### Task prompt:
Reproduce the records below exactly, with nothing altered.

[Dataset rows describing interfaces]

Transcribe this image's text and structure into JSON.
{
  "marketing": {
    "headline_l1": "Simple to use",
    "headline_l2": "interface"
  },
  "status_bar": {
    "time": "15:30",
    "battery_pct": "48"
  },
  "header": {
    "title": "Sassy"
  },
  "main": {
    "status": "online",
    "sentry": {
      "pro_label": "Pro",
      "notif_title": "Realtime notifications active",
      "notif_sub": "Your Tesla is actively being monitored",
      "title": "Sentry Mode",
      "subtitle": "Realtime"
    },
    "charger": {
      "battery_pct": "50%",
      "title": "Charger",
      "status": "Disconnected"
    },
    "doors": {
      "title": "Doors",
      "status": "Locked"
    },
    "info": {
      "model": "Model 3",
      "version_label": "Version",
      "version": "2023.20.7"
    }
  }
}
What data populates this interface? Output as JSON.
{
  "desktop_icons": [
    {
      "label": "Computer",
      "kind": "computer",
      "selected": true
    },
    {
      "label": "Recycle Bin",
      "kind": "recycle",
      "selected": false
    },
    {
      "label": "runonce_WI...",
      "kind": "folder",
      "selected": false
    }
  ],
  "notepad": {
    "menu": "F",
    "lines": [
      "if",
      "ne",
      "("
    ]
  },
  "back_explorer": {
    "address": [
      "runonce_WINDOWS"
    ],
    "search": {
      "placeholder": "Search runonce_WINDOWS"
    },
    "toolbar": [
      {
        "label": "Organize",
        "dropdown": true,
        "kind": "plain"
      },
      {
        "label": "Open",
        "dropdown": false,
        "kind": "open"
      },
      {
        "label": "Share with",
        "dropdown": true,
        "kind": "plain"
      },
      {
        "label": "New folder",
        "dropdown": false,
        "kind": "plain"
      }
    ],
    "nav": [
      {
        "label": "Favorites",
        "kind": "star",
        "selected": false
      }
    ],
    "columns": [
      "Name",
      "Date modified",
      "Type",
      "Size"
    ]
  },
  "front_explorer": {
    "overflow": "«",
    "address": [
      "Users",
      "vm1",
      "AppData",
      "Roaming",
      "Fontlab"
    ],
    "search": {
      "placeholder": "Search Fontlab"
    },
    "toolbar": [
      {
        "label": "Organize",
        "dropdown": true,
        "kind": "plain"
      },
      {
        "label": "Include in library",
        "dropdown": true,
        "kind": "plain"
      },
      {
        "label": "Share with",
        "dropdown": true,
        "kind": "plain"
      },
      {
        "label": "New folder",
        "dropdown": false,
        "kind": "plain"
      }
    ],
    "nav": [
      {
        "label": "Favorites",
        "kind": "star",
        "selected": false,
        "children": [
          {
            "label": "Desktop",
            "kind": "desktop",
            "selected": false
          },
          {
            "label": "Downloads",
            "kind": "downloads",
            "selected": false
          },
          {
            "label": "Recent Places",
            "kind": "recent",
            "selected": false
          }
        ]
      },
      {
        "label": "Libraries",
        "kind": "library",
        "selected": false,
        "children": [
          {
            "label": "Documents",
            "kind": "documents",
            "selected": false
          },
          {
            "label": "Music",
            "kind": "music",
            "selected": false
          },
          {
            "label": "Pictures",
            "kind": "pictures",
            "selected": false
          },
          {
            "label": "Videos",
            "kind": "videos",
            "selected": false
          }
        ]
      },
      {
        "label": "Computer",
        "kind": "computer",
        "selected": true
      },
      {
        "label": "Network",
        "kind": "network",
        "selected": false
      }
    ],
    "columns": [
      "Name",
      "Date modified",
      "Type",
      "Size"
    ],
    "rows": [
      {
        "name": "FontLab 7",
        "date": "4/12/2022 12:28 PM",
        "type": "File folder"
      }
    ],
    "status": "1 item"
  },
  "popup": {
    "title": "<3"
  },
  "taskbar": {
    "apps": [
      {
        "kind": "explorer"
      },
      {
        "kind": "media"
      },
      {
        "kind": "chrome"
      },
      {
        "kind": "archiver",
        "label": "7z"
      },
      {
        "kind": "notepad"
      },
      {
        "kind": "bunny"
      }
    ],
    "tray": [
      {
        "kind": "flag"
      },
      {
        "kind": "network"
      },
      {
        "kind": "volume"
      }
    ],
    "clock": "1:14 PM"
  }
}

### Completed exercise:
Transcribe this image's text and structure into JSON.
{
  "marketing": {
    "headline_l1": "Simple to use",
    "headline_l2": "interface"
  },
  "status_bar": {
    "time": "15:30",
    "battery_pct": "48"
  },
  "header": {
    "title": "Sassy"
  },
  "main": {
    "status": "online",
    "sentry": {
      "pro_label": "Pro",
      "notif_title": "Realtime notifications active",
      "notif_sub": "Your Tesla is actively being monitored",
      "title": "Sentry Mode",
      "subtitle": "Realtime"
    },
    "charger": {
      "battery_pct": "50%",
      "title": "Charger",
      "status": "Disconnected"
    },
    "doors": {
      "title": "Doors",
      "status": "Locked"
    },
    "info": {
      "model": "Model 3",
      "version_label": "Version",
      "version": "2023.20.7"
    }
  }
}
What data populates this interface? Output as JSON.
{
  "desktop_icons": [
    {
      "label": "Computer",
      "kind": "computer",
      "selected": true
    },
    {
      "label": "Recycle Bin",
      "kind": "recycle",
      "selected": false
    },
    {
      "label": "runonce_WI...",
      "kind": "folder",
      "selected": false
    }
  ],
  "notepad": {
    "menu": "F",
    "lines": [
      "if",
      "ne",
      "("
    ]
  },
  "back_explorer": {
    "address": [
      "runonce_WINDOWS"
    ],
    "search": {
      "placeholder": "Search runonce_WINDOWS"
    },
    "toolbar": [
      {
        "label": "Organize",
        "dropdown": true,
        "kind": "plain"
      },
      {
        "label": "Open",
        "dropdown": false,
        "kind": "open"
      },
      {
        "label": "Share with",
        "dropdown": true,
        "kind": "plain"
      },
      {
        "label": "New folder",
        "dropdown": false,
        "kind": "plain"
      }
    ],
    "nav": [
      {
        "label": "Favorites",
        "kind": "star",
        "selected": false
      }
    ],
    "columns": [
      "Name",
      "Date modified",
      "Type",
      "Size"
    ]
  },
  "front_explorer": {
    "overflow": "«",
    "address": [
      "Users",
      "vm1",
      "AppData",
      "Roaming",
      "Fontlab"
    ],
    "search": {
      "placeholder": "Search Fontlab"
    },
    "toolbar": [
      {
        "label": "Organize",
        "dropdown": true,
        "kind": "plain"
      },
      {
        "label": "Include in library",
        "dropdown": true,
        "kind": "plain"
      },
      {
        "label": "Share with",
        "dropdown": true,
        "kind": "plain"
      },
      {
        "label": "New folder",
        "dropdown": false,
        "kind": "plain"
      }
    ],
    "nav": [
      {
        "label": "Favorites",
        "kind": "star",
        "selected": false,
        "children": [
          {
            "label": "Desktop",
            "kind": "desktop",
            "selected": false
          },
          {
            "label": "Downloads",
            "kind": "downloads",
            "selected": false
          },
          {
            "label": "Recent Places",
            "kind": "recent",
            "selected": false
          }
        ]
      },
      {
        "label": "Libraries",
        "kind": "library",
        "selected": false,
        "children": [
          {
            "label": "Documents",
            "kind": "documents",
            "selected": false
          },
          {
            "label": "Music",
            "kind": "music",
            "selected": false
          },
          {
            "label": "Pictures",
            "kind": "pictures",
            "selected": false
          },
          {
            "label": "Videos",
            "kind": "videos",
            "selected": false
          }
        ]
      },
      {
        "label": "Computer",
        "kind": "computer",
        "selected": true
      },
      {
        "label": "Network",
        "kind": "network",
        "selected": false
      }
    ],
    "columns": [
      "Name",
      "Date modified",
      "Type",
      "Size"
    ],
    "rows": [
      {
        "name": "FontLab 7",
        "date": "4/12/2022 12:28 PM",
        "type": "File folder"
      }
    ],
    "status": "1 item"
  },
  "popup": {
    "title": "<3"
  },
  "taskbar": {
    "apps": [
      {
        "kind": "explorer"
      },
      {
        "kind": "media"
      },
      {
        "kind": "chrome"
      },
      {
        "kind": "archiver",
        "label": "7z"
      },
      {
        "kind": "notepad"
      },
      {
        "kind": "bunny"
      }
    ],
    "tray": [
      {
        "kind": "flag"
      },
      {
        "kind": "network"
      },
      {
        "kind": "volume"
      }
    ],
    "clock": "1:14 PM"
  }
}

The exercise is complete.